Work instruction: Note each line of the listing that contains the string "root", and copy it.

Records for this task:
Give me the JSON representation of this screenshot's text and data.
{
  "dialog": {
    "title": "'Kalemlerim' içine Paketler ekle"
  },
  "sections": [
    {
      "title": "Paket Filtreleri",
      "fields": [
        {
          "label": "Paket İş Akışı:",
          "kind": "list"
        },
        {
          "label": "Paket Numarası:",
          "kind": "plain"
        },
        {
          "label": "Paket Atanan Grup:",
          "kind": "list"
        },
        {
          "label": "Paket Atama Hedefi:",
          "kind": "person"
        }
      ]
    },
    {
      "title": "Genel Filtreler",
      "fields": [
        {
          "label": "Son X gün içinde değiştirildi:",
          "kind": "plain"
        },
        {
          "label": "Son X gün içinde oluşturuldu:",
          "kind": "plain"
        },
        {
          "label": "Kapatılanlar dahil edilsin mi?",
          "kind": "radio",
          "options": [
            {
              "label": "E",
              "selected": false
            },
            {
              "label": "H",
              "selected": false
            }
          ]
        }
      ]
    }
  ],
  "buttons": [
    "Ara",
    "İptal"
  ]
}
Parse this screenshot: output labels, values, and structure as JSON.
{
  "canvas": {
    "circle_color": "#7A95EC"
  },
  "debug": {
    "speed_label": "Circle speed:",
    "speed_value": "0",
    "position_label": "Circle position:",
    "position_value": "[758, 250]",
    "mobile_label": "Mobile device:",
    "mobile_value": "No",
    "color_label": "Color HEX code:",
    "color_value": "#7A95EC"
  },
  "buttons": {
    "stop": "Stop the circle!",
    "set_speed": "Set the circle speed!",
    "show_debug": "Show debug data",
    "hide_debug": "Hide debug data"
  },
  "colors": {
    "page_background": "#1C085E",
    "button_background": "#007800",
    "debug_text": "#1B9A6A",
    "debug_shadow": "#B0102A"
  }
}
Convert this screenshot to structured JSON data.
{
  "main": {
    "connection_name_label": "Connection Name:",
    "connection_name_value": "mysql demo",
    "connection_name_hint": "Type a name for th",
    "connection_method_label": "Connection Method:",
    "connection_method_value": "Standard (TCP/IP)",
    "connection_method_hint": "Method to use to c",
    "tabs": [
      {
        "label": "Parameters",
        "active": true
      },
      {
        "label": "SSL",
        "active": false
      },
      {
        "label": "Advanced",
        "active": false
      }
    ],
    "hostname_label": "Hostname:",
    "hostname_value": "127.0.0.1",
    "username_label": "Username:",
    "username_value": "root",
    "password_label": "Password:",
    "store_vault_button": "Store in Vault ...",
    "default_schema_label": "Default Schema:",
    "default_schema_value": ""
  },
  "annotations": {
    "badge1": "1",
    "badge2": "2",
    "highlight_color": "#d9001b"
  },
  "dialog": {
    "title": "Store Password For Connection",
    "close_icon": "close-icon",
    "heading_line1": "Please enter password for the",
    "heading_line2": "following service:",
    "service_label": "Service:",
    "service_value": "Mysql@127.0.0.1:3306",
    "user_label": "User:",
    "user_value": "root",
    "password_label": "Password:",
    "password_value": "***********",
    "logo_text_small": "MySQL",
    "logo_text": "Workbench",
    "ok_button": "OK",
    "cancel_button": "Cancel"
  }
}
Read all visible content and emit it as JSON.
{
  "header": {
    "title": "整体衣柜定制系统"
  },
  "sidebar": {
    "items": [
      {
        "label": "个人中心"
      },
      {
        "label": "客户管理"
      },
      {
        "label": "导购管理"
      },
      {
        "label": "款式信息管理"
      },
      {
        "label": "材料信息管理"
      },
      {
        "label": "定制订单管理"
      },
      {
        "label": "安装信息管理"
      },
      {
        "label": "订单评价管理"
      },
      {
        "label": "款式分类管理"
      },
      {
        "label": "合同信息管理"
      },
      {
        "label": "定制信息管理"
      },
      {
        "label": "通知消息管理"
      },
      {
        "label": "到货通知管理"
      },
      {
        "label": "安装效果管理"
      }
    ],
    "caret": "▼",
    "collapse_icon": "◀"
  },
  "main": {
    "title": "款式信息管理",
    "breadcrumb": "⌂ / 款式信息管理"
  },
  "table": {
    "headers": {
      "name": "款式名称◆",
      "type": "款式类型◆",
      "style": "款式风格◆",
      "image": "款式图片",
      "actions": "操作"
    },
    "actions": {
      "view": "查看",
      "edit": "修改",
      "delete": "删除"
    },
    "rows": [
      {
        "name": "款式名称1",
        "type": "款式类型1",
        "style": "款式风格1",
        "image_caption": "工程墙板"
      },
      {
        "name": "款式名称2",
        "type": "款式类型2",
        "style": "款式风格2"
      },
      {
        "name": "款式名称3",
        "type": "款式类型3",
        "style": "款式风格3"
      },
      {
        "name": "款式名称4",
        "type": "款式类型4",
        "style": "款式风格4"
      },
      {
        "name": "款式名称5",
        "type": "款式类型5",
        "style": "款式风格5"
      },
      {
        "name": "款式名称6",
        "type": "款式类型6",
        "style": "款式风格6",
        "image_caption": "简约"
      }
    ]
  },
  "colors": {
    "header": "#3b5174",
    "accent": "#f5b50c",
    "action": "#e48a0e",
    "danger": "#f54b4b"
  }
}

The completed task:
    "username_value": "root",
    "user_value": "root",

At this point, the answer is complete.